Personally, I see that I tend to wriggle out of the ‘power thing’, caught up in my less than wholesome witnessing of it, the responsibilities I don’t feel strong or brave enough to accept, and also the definitions and connotations that were passed on in my upbringing.

But slowly recognizing its capacity and influence for good, this year I am taking awkward baby steps to redress the imbalance in my life and work. So let’s try to understand that power and love both delineate the space of social change. If we want to get unstuck and to move around this space, if we want to address our toughest challenges, we must understand and work with both of these drives.

Author's Bio: 

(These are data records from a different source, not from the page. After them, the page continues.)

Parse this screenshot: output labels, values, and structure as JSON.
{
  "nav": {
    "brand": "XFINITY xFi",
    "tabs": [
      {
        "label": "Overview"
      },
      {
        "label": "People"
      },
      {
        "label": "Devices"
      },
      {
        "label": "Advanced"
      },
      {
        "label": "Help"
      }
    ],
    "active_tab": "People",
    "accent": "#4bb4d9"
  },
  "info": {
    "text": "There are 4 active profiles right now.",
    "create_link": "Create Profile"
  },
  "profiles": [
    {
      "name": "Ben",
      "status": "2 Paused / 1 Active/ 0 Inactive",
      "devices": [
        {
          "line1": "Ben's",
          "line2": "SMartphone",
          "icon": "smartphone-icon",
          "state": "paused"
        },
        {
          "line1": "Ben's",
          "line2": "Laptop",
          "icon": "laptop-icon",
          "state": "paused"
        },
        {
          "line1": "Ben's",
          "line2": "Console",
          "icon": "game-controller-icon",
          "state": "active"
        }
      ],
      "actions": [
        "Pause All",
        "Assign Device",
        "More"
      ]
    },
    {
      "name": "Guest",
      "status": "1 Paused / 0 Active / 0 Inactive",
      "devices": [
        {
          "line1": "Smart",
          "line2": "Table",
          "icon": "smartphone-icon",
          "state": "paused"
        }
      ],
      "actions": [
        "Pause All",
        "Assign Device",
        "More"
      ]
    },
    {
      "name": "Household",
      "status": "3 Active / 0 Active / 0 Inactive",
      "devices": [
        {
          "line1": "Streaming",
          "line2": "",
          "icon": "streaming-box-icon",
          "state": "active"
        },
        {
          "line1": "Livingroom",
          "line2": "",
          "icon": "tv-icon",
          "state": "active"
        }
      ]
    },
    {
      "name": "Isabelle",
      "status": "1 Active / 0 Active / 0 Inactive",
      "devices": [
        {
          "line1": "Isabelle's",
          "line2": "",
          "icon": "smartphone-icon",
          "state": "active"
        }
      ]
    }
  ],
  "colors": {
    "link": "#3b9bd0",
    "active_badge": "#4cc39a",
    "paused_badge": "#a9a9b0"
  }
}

Born in 1939, and holding Master’s Degree both in Mathematics (1959) and Economics (1961), and Doctorate Degree in Economics (1970), Dr. Vinod K.Anand has about forty five years of teaching, research, and project work experience in Economic Theory (both micro and macro), Quantitative Economics, Public Economics, New Political Economy, and Development Economics with a special focus on economic and social provisions revolving around poverty, inequality, and unemployment issues, and also on informal sector studies. His last assignment was at the National University of Lesotho (Southern Africa) from 2006 to 2008. Prior to that he was placed as Professor and Head of the Department of Economics at the University of North-West in the Republic of South Africa, and University of Allahabad in India, Professor at the National University of Lesotho, Associate Professor at the University of Botswana, Gaborone in Botswana, and at Gezira University in Wad Medani, Sudan, Head, Department of Arts and Social Sciences, Yola in Nigeria, Principal Lecturer in Economics at Maiduguri University in Nigeria, and as Lecturer at the Ahmadu Bello University, Zaria in Nigeria. Professor Anand has by now published more than 80 research papers in standard academic journals, authored 11 books, supervised a number of doctoral theses, was examiner for more than twenty Ph.D. theses, and has wide consultancy experience both in India and abroad, essentially in the African continent. This includes holding the position of Primary Researcher, Principal Consultant etc. in a number of Research Projects sponsored and funded by Universities, Governments, and International Bodies like, USAID, IDRC, and AERC. His publications include a variety of themes revolving around Economic Theory, New Political Economy, Quantitative Economics, Development Economics, and Informal Sector Studies. His consultancy assignments in India, Nigeria, Sudan, Botswana, and the Republic of South Africa include Non-Directory Enterprises in Allahabad, India, Small Scale Enterprises in the Northern States of Nigeria, The Absolute Poverty Line in Sudan, The Small Scale Enterprises in Wad Medani, Sudan, Micro and Small Scale Enterprises in Botswana, The Place of Non-Formal Micro-Enterprises in Botswana, Resettlement of a Squatter Community in the Vryburg District of North West Province in the Republic of South Africa, Trade and Investment Development Programme for Small, Medium and Micro Enterprises: Support for NTSIKA in the Republic of South Africa, and Development of the Manufacturing Sector in the Republic of South Africa’s North West Province: An Approach Based on Firm Level Surveys. Professor Anand has also extensively participated in a number of conferences, offered many seminars, participated in a number of workshops, and delivered a variety of Refresher Lectures at different venues both in India and abroad. Dr. Anand was placed at the prestigious Indian Institute of Advanced Study (IIAS), Shimla in the State Himachal Pradesh, India as a Fellow from 2001 to 2003, and had completed a theoretical and qualitative research project/monograph on the Employment Profile of Micro Enterprises in the State of Himachal Pradseh, India.